#### Assigned task:
The response must contain every line below in which "JSON" appears.

Dataset rows for apps and sites
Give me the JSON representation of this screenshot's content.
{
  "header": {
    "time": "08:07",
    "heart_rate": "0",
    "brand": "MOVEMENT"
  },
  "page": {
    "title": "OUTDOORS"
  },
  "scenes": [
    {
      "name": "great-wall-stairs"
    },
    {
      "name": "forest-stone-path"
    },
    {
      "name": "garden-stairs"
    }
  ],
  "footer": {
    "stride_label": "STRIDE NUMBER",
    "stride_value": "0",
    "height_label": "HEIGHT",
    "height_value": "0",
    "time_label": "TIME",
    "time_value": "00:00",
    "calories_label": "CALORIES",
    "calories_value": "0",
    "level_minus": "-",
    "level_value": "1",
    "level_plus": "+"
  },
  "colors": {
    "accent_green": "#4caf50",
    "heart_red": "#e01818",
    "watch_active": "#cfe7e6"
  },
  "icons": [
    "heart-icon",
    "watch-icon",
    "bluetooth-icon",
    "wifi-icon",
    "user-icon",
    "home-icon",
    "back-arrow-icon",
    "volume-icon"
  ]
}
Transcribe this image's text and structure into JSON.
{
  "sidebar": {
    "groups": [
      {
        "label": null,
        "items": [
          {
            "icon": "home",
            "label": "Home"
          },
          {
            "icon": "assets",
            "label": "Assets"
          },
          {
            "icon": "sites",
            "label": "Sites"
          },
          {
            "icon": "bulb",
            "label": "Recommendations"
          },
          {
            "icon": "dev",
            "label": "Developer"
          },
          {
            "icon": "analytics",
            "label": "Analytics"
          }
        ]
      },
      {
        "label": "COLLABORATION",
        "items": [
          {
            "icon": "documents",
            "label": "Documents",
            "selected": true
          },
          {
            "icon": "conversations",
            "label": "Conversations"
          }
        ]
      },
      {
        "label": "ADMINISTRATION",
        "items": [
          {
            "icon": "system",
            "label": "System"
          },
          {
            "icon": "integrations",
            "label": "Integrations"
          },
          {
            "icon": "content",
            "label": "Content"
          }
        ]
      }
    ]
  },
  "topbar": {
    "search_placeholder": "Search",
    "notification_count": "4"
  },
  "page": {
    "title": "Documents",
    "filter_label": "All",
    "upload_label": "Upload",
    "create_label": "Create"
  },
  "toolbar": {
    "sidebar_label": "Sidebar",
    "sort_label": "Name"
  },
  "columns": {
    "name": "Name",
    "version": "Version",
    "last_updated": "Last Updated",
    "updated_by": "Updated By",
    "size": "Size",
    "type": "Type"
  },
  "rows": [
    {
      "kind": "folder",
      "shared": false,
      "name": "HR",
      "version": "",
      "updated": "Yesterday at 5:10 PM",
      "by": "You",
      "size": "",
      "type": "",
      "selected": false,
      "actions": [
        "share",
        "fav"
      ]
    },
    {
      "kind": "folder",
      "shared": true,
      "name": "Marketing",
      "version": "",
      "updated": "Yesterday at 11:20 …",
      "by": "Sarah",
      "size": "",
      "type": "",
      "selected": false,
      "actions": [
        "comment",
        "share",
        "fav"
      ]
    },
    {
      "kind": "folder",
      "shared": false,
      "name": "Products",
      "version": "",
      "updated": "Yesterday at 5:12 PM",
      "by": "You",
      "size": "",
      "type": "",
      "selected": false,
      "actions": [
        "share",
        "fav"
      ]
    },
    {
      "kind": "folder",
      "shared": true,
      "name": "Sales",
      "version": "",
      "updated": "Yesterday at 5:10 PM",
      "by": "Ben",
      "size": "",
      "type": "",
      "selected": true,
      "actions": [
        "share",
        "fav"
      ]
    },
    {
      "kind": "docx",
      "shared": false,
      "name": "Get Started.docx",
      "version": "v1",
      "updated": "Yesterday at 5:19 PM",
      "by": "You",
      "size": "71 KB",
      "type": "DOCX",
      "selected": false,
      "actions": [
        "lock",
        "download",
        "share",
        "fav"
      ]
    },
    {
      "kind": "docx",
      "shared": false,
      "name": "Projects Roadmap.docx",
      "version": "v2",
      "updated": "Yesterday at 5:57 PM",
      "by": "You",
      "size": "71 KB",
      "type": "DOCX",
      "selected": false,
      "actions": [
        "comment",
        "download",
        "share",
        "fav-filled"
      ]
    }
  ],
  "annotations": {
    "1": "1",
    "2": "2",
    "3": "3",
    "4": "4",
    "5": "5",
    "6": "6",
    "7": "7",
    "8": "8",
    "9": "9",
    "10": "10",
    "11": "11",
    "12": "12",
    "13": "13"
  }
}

#### Your solution:
Give me the JSON representation of this screenshot's content.
Transcribe this image's text and structure into JSON.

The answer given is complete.